Featured TV on DVD Review: Star Trek: The Original Series: Origins
Star Trek: The Original Series started nearly 50 years ago, while this week the latest movie, Into Darkness, comes out on the home market this week. To celebrate, a single-disc Blu-ray, Origins, comes out. So what episodes are found on the Blu-ray? And is it worth picking up?
- The Cage
This is the original pilot, the one that never aired on TV and the one that was thought to be lost for 20 years. It stars Jeffrey Hunter as Christopher Pike, the Captain of the starship Enterprise. While traveling through space, they receive a distress beacon, a very old distress beacon. It is so old, 18 years, that he decides not to investigate, unless there is evidence that there are some survivors. It seems a previous away mission went poorly and there were injuries, and casualties, so the captain wants to take care of his crew first. However, when confirmation of survivors is received, they race to rescue them. Once on the planet, they discover not only that there are survivors, but one of them is a young woman, Vina (Susan Oliver), who was born practically during the crash. While the crew of the Enterprise is amazed to see this young lady, they in turn are being watched by three aliens.

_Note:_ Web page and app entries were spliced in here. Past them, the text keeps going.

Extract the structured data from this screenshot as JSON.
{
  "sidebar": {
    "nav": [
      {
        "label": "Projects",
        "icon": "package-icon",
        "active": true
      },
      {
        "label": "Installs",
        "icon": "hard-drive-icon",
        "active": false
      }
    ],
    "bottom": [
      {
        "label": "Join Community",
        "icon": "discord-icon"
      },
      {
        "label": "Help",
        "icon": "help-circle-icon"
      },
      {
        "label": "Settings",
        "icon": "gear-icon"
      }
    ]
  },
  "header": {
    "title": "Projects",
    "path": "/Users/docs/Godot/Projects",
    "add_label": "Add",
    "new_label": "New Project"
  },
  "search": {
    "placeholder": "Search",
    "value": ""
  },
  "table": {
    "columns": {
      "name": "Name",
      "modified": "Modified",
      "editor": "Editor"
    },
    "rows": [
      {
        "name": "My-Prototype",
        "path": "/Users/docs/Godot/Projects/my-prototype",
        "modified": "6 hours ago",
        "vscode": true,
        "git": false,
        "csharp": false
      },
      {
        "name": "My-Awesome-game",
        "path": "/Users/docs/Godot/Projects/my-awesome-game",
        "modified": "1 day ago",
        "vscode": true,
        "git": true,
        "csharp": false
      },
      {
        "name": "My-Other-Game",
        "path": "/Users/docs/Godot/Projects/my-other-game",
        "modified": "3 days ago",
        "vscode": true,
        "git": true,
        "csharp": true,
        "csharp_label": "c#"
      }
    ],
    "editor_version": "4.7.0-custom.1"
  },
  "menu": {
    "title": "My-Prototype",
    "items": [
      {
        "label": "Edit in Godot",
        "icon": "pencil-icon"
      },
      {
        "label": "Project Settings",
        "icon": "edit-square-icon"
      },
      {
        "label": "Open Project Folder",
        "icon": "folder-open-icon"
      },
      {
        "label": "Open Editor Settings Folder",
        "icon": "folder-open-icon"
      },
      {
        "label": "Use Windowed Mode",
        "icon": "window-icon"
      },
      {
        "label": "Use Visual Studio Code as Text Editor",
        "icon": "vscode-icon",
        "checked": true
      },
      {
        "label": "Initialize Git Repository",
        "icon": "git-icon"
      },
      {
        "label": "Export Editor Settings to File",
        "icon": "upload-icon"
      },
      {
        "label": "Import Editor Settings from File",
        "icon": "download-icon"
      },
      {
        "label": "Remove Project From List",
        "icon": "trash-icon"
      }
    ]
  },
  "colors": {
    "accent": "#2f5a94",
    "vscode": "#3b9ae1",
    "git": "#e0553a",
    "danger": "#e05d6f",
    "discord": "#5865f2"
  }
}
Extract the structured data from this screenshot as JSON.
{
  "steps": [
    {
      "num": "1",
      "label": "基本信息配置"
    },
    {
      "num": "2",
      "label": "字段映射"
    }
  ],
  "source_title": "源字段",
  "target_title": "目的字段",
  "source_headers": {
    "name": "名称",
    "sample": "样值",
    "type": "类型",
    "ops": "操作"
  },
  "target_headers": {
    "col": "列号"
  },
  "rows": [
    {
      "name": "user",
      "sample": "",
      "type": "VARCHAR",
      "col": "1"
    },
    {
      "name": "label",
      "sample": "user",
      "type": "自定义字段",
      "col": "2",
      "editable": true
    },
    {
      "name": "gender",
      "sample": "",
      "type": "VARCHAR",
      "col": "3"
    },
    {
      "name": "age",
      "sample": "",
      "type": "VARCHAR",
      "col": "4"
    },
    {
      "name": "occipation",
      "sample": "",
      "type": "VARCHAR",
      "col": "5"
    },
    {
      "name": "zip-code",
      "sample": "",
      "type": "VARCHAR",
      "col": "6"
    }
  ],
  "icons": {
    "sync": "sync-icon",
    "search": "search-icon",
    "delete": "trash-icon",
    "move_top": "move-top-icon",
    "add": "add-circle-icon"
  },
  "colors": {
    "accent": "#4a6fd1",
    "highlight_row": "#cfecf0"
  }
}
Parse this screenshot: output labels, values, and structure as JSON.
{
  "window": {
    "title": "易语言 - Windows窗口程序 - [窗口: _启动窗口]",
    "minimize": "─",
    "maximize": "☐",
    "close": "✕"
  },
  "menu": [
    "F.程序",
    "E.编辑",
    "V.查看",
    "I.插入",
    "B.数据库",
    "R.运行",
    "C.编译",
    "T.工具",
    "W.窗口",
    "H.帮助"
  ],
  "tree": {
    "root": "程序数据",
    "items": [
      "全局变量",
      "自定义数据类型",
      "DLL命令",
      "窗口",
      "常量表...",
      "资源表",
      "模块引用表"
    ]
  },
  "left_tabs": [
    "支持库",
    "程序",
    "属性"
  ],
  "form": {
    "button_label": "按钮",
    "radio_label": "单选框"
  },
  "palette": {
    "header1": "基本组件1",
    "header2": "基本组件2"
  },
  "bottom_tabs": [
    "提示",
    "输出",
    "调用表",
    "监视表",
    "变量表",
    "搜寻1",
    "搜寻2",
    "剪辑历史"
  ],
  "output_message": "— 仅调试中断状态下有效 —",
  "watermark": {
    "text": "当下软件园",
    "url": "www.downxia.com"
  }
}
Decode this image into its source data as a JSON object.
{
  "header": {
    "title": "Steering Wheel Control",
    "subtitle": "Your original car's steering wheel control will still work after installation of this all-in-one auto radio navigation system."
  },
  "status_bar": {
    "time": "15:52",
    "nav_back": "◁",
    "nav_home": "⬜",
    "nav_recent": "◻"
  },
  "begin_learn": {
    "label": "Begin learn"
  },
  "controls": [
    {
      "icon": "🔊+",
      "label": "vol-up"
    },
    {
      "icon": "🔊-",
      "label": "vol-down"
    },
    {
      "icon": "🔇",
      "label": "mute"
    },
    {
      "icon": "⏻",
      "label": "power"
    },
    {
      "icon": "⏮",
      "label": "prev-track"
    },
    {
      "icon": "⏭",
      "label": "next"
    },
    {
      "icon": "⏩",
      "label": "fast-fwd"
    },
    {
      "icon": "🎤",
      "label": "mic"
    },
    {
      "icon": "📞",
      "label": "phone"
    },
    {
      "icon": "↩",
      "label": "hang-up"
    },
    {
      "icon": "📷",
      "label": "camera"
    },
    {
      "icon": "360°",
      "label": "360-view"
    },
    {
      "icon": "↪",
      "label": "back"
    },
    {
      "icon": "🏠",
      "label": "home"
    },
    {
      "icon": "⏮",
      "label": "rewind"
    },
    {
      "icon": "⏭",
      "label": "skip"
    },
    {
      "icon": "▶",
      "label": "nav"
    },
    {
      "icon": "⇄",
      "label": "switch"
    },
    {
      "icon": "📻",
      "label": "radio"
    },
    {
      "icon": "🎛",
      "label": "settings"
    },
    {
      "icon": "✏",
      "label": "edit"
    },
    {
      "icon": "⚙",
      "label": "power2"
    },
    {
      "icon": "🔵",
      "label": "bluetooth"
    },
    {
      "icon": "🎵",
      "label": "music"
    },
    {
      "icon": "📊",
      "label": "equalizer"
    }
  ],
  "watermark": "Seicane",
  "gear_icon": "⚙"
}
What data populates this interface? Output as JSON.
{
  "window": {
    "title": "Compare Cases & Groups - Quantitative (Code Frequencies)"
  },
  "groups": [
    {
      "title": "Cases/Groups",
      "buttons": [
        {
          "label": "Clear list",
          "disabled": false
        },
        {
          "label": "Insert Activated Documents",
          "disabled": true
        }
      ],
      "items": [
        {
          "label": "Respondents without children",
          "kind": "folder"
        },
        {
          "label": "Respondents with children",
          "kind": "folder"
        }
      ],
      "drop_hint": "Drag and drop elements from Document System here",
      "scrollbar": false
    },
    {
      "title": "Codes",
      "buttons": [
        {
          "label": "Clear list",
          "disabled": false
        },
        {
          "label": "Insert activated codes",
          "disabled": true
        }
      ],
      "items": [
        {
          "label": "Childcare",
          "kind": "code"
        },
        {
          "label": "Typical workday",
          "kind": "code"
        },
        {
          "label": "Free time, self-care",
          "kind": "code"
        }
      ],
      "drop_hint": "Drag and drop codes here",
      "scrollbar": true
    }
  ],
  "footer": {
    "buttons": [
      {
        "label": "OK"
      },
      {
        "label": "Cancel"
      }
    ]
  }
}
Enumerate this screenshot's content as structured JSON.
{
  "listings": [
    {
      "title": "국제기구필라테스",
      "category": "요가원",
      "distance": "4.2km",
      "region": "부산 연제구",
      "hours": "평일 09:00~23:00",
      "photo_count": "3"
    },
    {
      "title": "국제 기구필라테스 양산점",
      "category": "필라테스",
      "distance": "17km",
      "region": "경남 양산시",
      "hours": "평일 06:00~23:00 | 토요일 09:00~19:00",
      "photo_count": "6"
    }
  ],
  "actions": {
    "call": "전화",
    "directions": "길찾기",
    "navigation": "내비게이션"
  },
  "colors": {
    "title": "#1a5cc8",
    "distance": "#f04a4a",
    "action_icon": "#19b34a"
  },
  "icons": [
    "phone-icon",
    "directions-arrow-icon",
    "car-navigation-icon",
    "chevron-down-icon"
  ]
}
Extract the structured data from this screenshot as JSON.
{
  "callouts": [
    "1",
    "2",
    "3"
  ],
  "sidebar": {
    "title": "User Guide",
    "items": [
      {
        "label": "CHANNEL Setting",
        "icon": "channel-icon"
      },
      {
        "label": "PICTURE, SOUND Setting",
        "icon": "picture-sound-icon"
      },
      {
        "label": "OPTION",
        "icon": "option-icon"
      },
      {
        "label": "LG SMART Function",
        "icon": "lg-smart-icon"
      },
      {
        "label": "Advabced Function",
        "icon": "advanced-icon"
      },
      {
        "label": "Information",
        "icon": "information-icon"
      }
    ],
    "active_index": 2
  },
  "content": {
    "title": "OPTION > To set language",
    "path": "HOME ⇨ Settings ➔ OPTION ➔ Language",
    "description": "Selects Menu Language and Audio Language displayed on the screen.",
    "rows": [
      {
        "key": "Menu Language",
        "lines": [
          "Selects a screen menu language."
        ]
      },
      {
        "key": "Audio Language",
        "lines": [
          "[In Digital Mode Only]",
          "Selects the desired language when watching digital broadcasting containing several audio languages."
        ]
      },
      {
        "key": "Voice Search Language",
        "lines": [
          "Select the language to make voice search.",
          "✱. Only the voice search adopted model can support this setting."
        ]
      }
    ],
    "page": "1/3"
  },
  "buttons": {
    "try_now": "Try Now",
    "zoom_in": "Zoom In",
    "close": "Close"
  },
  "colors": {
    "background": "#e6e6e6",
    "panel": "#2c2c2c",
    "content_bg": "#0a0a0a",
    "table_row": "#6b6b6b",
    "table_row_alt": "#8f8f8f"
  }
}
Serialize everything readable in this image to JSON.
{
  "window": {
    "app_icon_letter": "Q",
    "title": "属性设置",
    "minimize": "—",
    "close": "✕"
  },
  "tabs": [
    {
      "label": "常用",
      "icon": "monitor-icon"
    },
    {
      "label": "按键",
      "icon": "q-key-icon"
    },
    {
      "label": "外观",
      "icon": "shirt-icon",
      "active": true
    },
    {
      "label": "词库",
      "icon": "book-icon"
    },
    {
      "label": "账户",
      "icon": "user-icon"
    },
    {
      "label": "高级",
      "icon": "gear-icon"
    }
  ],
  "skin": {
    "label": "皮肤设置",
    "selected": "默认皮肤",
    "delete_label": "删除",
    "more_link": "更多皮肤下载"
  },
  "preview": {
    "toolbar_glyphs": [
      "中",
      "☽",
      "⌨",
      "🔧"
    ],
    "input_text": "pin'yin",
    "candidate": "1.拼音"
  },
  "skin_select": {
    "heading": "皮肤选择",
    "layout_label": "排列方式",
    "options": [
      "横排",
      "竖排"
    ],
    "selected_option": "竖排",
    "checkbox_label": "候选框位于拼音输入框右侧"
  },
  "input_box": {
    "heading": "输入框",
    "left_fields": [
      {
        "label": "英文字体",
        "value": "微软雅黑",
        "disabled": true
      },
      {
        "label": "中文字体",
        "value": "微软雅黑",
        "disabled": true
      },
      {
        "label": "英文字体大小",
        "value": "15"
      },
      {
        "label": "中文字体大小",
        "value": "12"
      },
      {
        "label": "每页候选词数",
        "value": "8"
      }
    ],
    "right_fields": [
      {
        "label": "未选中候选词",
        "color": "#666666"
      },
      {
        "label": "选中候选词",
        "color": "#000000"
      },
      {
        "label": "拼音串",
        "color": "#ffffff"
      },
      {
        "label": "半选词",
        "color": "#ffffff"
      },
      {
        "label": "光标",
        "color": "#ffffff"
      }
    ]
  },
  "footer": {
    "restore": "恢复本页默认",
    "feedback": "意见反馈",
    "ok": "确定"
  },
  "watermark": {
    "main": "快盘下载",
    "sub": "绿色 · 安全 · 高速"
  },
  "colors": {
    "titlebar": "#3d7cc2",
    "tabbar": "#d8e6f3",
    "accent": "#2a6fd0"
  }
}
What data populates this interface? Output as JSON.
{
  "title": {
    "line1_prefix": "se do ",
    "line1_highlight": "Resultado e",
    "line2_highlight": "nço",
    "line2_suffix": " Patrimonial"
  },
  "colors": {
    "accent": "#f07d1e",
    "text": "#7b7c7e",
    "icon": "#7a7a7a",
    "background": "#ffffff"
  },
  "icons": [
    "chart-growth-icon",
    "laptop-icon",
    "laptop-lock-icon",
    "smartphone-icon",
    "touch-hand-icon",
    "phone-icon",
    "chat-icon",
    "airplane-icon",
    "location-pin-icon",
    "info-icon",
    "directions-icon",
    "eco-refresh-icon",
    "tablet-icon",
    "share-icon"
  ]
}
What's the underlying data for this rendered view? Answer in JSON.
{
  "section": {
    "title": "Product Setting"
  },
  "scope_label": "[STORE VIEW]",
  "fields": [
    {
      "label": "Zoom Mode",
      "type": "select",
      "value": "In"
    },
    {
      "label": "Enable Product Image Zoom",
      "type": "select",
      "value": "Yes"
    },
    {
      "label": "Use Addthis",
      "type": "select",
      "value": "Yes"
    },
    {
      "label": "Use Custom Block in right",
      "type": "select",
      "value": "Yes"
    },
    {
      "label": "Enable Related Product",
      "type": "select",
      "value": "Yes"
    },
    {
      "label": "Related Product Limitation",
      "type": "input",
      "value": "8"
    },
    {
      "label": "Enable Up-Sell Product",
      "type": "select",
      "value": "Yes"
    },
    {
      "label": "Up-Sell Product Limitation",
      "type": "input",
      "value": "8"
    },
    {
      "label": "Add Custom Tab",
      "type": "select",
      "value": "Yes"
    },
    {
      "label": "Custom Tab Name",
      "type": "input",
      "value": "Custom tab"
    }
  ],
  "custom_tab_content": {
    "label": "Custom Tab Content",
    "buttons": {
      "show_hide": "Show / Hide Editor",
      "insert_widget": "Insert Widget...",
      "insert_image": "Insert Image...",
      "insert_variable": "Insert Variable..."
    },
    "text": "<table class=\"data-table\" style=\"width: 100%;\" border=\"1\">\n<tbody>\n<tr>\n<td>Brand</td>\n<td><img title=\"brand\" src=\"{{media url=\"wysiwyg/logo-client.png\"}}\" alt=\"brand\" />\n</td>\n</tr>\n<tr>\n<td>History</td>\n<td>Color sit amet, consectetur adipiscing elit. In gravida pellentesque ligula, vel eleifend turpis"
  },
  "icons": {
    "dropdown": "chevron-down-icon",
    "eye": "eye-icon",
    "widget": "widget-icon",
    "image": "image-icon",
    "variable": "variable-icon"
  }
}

I'm so used to seeing this episode cut up as part of The Menagerie, so much so that it is a little strange seeing it in this form. It is definitely less of an action-oriented show than the rest of The Original Series, but good in its own way. On the other hand, pilots rarely live up to the rest of their show and this is the case here.
- Where No Man Has Gone Before
The Enterprise, now captained by James Kirk, is about to fly outside the galaxy. On their way, they find a ship's recorder that had been ejected a long time ago, but before they can check out the contents, they travel past the Galaxy's edge. When they pass through, two of their crewmembers, Gary Mitchell and Dr. Elizabeth Dehner, undergo some kind of psychic transformation and gain superpowers and one of them will threaten the Enterprise.
Like I've said before, the pilot is very rarely the best episode of the series. This is a good introduction to the show, but it is a little slow.
- Space Seed
The Enterprise comes across a derelict ship floating in space. Its from Earth and was launched in the 1990s, which was the era of the Eugenics Wars. Aboard the ship, they find 60 to 70 people in suspended animation. One of these is Kahn Noonien Singh.
If you were to rate the best episode from Star Trek: The Original Series, most people will put this episode in the top ten, and for good reason.
- Errand of Mercy
This is the episode that introduced the Klingons. The crew of the Enterprise travel to Organia, a non-aligned planet. They are there to negotiate a treaty with the Organians in order to prevent the Klingons from being able to use it during the war, which has just begun. Captain Kirk tries to convince the Organians to join their side using diplomacy. The Klingon commanders, Kor (John Colicos), uses force instead. Force works, but mainly because the Organians seem unwilling to fight, even to protect themselves. But why?
This episode isn't in the top ten for the entire series, but it's close. It has great confrontation between Kirk and Spock and the Klingon commander. It also has a good mysterious alien of the week.
- Trouble with Tribbles
The Enterprise is heading to a disputed planet, Sherman's Planet. Both the Federation and the Klingon Empire have laid claim to it and under the Organian Peace Treaty, it will go to the one who can develop it most efficiently. While on the way, they get a Priority One distress call, but when they get to the Space Station K7, there's nothing wrong, at least nothing they can see. However, when they beam aboard, they are greeted by Agriculture Under-Secretary Nilz Baris, who is an aggressively petty bureaucrat. Meanwhile, Lieutenant Uhura meets a traveling salesman, Cyrano Jones (Stanley Adams), who gives her a Tribble. Shortly after that, a Klingon Battlecruiser, led by Captain Koloth (William Campbell), who claims he's just there for shore leave, and under the Organian Peace Treaty, they can't be refused. Of course, it doesn't take long till something breaks.
Sci-fi and humor don't always work; however it works better in this episode than it just about any other episode in the Star Trek series. I would argue it is in the top ten for the series, perhaps even the top five, but I like it more than most.
The only extras on the Blu-ray are short minute-long intros for each episode.
Star Trek: The Original Series: Origins is a typical single-disc release. Three of the five episodes are classics, while the other two are good and have historical significance. All five are worth owning, but, and this is a big but, fans of the show likely already have them on Blu-ray, and there are not enough extras to make up for that.
- Submitted by: C.S.Strowbridge
Date posted: 2013-09-10